Today's book review is an example of a very technical subject brought to us by independent publisher Cooperative Press. Alasdair Post-Quinn describes himself as "a 30-something computer technician in the Boston area" who spends "much of my spare time as a knitwear designer, focusing specifically on double-knitting." For those of you who aren't familiar with the technique, double-knitting is a way to create a piece of knitted fabric that doesn't have a "wrong" side. As Post-Quinn explains, "Until recently, a typical double-knit fabric was either tubular or two-colored with the opposite side showing a mirror image in opposite colors from the facing side. Over the past few years, people here and there have been pushing the boundaries of double-knitting to include more complex color and structure variations." Enter Post-Quinn's book, Extreme Double-Knitting (Cooperative Press 2011; available for $29.95 through the link or as a PDF download for $16.95 via Ravelry).
Extreme Double-Knitting is a paperback, just under 200 pages, about 8.5 by 11 inches, and chock-full of photographs and charts. There are 14 patterns, plus a few exercises included. It's not a typical knitting pattern book, though, relying much more on technical instruction and skill-building. Let's do a GKIYH walk-through.
The book begins with a two-page introduction, in which Post-Quinn distinguishes similar uses of the phrase double-knitting (he's not referring to DK-weight yarn, or knitting with 2 strands held together, or referring to typical stranded colorwork done with 2 shades of yarn, nor is he referring to tubular double-knitting). He then addresses the question -- not an insignificant one, he acknowledges -- of why do double-knitting rather than knit two separate pieces and sew them together. Post-Quinn cites the way double-knit fabric contains 2 layers that are anchored together and don't bunch up; the way either side looks equally good; and the freedom of colorwork without stranding or twisting.

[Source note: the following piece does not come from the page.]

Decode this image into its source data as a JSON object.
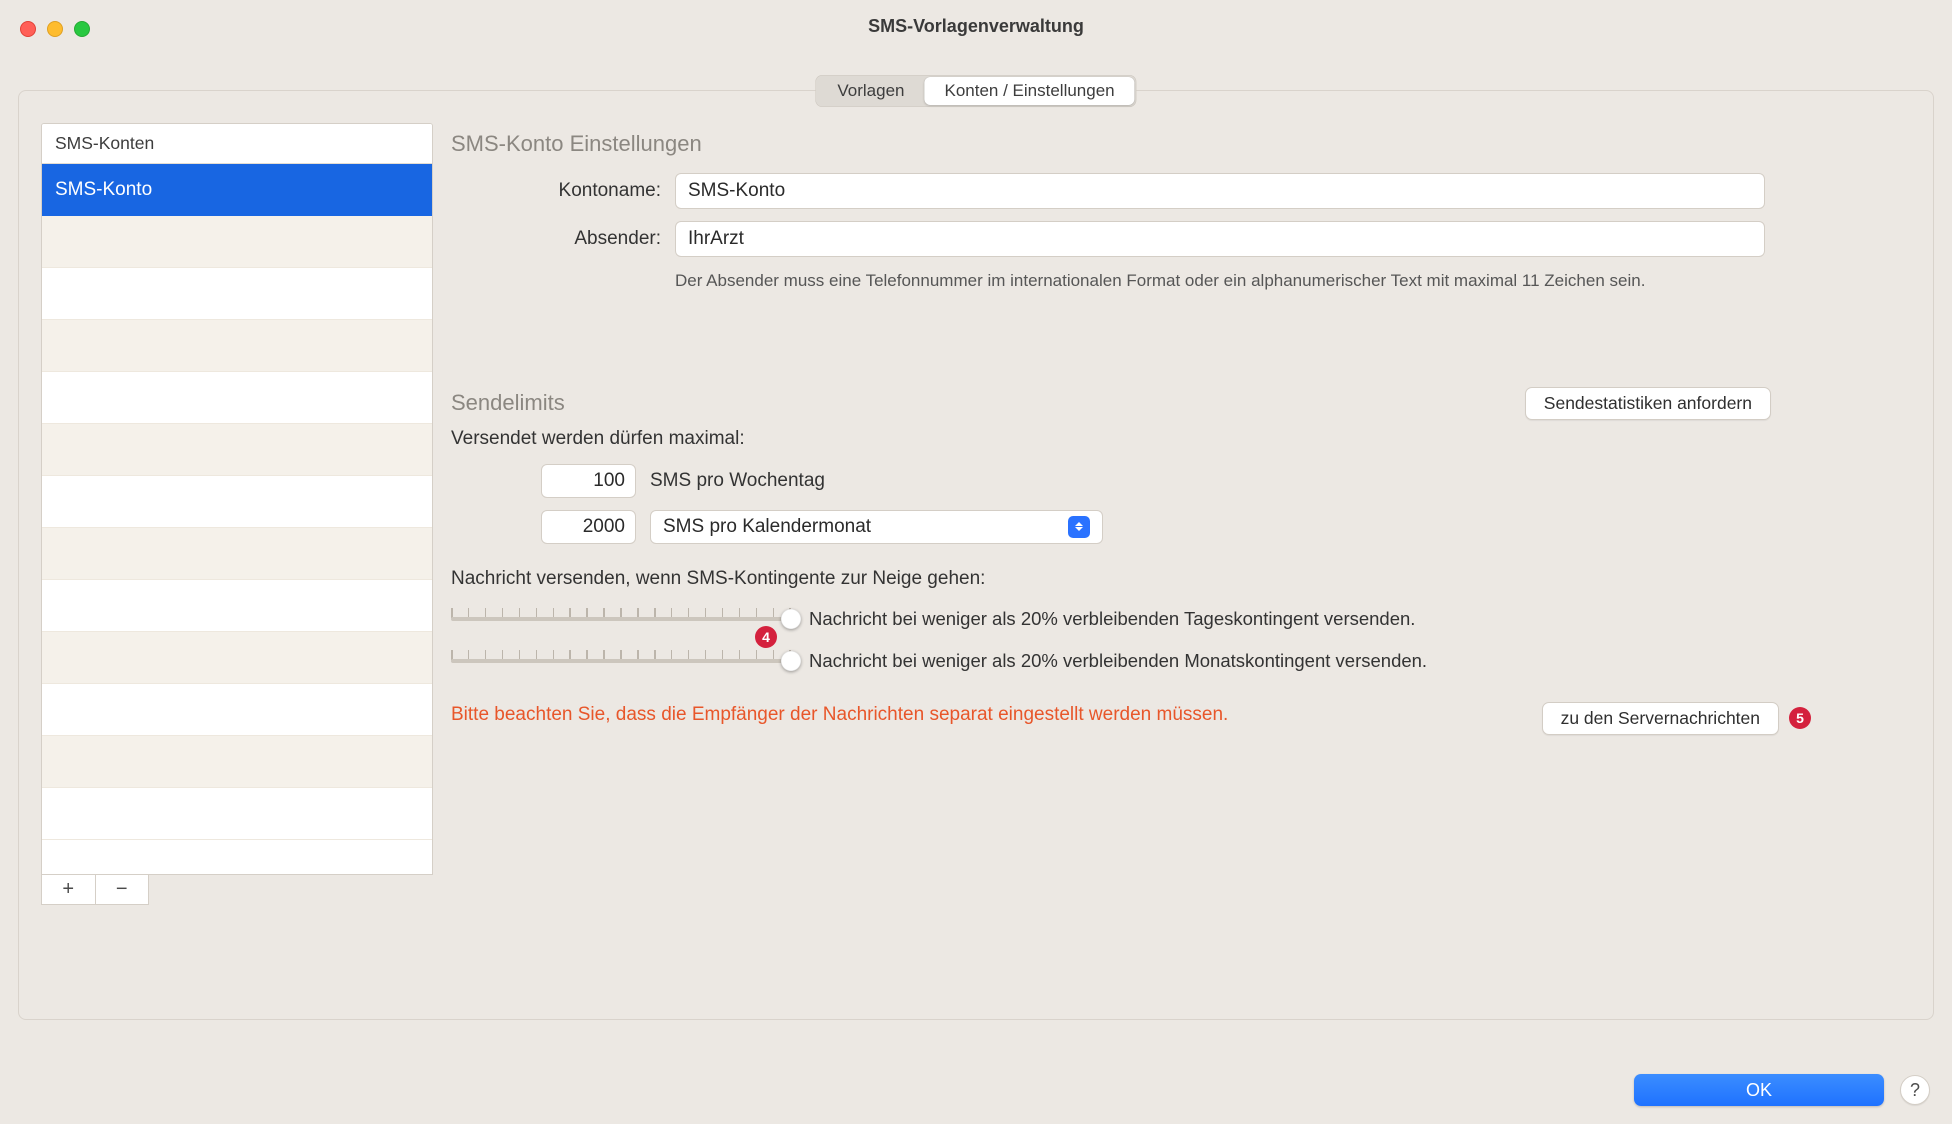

Chapter 1 begins with the basics of double-knitting: how the fabric is made, the importance of gauge; and why Post-Quinn continues to twist his stitches as he knits them. Chapter 2 gets the knitter going with a two-color cast-on, then shows how to double-knit both with and without twisting the stitches. Next up is double-knitting flat, with three methods of working edge stitches to keep them neat, and two methods of binding off. After describing modifications necessary for double-knitting in the round, Post-Quinn covers adding a new skein of yarn and reading charts. Last up are two exercises to practice double-knitting, one flat and one in the round. This chapter contains three patterns: the Corvus Scarf, a long muffler with a crow motif:
and two neckties.
Open For Business
Techniques get progressively more advanced, and Chapter 5 adds a third color to double-knitting, making it...triple-knitting? Two hat patterns demonstrate the technique, including the terrific Struktur cap, my favorite in the book:
Falling Blocks Hat